According to Cyber-Security Challenges in Aviation Industry report, one of the biggest cyber threats the Aviation industry should face is hackers’ attempts to smuggle “innocent-looking files”, which will gain unauthorized access to the victim’s operational network and IT infrastructure. A short skim of the leading airlines’ websites, reveals the full blueprint of potential exploitations by hackers:
- Airlines require passengers to have proof of their COVID-19 documentation as part of their domestic and international flights.
- The required records may include digital vaccination certificates, official proof of a negative test result, health declaration, and more.
- Most airlines, ask to upload the documents through the airline’s website or mobile device app and limit the action to roughly 8 to 72 hours before the time of departure. This relatively short time restriction multiple by the daily number of passengers indicates that deployment of heavily, timely consume tools such as sandbox, are not applicable.

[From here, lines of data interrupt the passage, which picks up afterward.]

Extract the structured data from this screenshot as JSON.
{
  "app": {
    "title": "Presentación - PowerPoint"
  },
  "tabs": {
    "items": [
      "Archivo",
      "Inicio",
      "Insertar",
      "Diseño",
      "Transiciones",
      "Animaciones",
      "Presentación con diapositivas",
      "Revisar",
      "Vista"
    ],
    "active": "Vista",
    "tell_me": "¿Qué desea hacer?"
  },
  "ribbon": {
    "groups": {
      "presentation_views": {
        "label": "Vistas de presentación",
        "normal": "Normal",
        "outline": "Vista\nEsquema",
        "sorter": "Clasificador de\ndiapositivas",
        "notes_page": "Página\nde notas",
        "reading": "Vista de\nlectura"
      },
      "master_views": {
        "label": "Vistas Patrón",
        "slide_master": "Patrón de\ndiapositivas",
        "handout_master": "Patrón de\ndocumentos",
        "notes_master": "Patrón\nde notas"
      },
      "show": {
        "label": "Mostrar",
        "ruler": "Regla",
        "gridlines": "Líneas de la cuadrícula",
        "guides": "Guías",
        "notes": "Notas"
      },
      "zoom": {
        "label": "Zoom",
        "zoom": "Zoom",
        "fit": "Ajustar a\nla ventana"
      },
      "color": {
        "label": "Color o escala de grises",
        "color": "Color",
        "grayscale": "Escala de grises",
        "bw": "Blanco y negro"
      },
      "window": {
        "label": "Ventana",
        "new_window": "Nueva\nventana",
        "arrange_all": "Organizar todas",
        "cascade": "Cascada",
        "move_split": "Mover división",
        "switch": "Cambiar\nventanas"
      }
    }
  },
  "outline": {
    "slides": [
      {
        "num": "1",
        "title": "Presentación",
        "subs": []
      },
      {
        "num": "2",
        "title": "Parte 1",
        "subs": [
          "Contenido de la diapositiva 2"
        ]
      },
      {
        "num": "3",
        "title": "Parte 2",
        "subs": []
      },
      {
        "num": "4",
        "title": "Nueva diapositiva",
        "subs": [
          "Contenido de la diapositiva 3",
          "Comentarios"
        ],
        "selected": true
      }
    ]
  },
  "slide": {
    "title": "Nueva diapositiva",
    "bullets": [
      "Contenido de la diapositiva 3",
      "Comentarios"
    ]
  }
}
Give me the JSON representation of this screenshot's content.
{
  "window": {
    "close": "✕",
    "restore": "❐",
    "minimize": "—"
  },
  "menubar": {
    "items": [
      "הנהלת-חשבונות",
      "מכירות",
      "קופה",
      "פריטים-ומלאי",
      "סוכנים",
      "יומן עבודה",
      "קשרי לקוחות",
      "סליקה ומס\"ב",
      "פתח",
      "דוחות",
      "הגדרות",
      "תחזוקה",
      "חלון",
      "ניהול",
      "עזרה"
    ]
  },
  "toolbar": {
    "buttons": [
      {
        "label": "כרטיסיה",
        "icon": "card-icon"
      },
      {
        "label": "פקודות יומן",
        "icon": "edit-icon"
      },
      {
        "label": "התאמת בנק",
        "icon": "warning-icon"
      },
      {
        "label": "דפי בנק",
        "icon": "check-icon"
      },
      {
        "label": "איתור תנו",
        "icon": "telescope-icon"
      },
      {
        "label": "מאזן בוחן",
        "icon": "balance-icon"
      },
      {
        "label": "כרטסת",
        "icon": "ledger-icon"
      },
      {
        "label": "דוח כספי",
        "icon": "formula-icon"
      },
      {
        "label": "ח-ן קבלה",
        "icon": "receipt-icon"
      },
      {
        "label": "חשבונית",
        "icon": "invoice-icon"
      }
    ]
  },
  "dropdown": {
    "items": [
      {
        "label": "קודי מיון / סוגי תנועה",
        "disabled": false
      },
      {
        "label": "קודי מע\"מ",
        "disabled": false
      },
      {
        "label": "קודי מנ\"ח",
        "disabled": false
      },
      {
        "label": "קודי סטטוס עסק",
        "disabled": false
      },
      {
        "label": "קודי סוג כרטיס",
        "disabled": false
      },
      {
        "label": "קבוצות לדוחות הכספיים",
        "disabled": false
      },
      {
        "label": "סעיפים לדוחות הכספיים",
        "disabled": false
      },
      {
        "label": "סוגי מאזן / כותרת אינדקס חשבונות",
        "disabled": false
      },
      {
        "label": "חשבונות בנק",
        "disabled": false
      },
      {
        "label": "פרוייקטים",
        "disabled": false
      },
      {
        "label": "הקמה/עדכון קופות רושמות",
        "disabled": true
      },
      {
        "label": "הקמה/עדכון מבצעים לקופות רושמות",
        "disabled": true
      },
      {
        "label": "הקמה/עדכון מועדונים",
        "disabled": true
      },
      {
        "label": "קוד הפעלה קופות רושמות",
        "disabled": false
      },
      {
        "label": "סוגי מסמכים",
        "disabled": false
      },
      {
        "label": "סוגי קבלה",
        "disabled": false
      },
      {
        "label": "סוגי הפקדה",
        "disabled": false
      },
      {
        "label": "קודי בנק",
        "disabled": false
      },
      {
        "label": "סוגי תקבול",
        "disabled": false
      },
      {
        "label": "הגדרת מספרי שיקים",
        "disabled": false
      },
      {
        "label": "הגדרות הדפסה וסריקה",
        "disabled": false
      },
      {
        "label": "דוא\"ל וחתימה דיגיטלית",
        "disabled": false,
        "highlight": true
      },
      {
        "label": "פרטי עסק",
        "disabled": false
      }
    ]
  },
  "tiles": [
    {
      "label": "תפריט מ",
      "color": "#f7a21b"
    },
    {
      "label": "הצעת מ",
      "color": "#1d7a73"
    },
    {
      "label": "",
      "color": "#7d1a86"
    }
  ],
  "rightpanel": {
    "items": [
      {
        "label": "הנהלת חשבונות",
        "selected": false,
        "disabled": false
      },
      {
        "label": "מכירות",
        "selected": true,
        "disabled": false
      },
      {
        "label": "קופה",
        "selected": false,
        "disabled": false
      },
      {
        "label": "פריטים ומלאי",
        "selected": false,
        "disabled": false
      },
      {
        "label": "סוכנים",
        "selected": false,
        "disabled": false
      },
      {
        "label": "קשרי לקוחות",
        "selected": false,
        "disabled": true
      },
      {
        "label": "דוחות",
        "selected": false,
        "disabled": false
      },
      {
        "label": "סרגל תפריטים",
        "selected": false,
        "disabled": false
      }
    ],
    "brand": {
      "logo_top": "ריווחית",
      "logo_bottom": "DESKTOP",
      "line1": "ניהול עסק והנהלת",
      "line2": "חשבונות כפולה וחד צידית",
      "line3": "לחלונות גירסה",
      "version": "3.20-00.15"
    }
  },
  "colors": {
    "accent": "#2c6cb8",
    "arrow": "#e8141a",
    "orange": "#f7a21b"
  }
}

- To review and validate the information, a human being or an automatic tool must open those documents one by one to inspect. That holds severe jeopardy to the airline’s smooth operation.
- Many airlines mandate document upload and check as a requirement to accomplish the check-in process and issue a digital boarding pass.
- A sophisticated hacker can also leverage the fact that for EU DCC (EU Digital COVID Certificate), the submission of the QR code is sufficient, to include an innocent-looking file with a QR code that redirects to a rogue URL link containing a malicious payload.
- As part of the upload mechanism, many documents are uploaded to the portal in encrypted form, which makes detection with legacy solutions even more challenging.
- Another potential issue is that by design some airlines delete the file up to 48 hours after the date of departure. This means that in case of a malicious file that manages to breach into the network, it will be increasingly difficult to trace back the source for forensic reasons
For being a frequent flyer we would like to offer you a free VIP data breach upgrade
The massive amount of data that airlines store in their systems is all the incentive needed for hackers to scheme custom-made sophisticated spear-malware attacks that aim at a specific user of a specific company.
Last year Microsoft Security Intelligence published an insightful thread about an aviation-themed cyber campaign they were monitoring. The email’s content, jargon, and even the “banal” footer warning seem highly reliable. The email body as well as the PDF attachment contains legitimate information such as cargo itineraries, flight information, invoice numbers, and more identifications. The combination of sophisticated social engineering with spear-phishing techniques lures the user into opening the PDF files. Once clicked, the hidden embedded script executes an “AsyncRAT” payload that is espionage on the destination machines, establishes a backlink to the hacker’s server, and exfiltrates sensitive data.
The attacker’s emails, as shared by Microsoft leave no room for interpretations – this is a custom-made, spear-phishing cyber campaign targeting hand-picked users.
Thank you for hacking us and we hope to see you again in one of our next file uploads.
Using off-the-shelf digital software products make airline companies’ and passengers’ life simpler. On the other hand, it makes hackers’ life much easier to find vulnerabilities and exploits in critical systems such as aircraft navigation, air traffic control systems, passenger reservation, and check-in. Airlines must introduce processes and preventative cybersecurity tools to protect passengers’ data from being exfiltrated while ensuring continuous and smooth operation.
Have a safe and pleasant flight.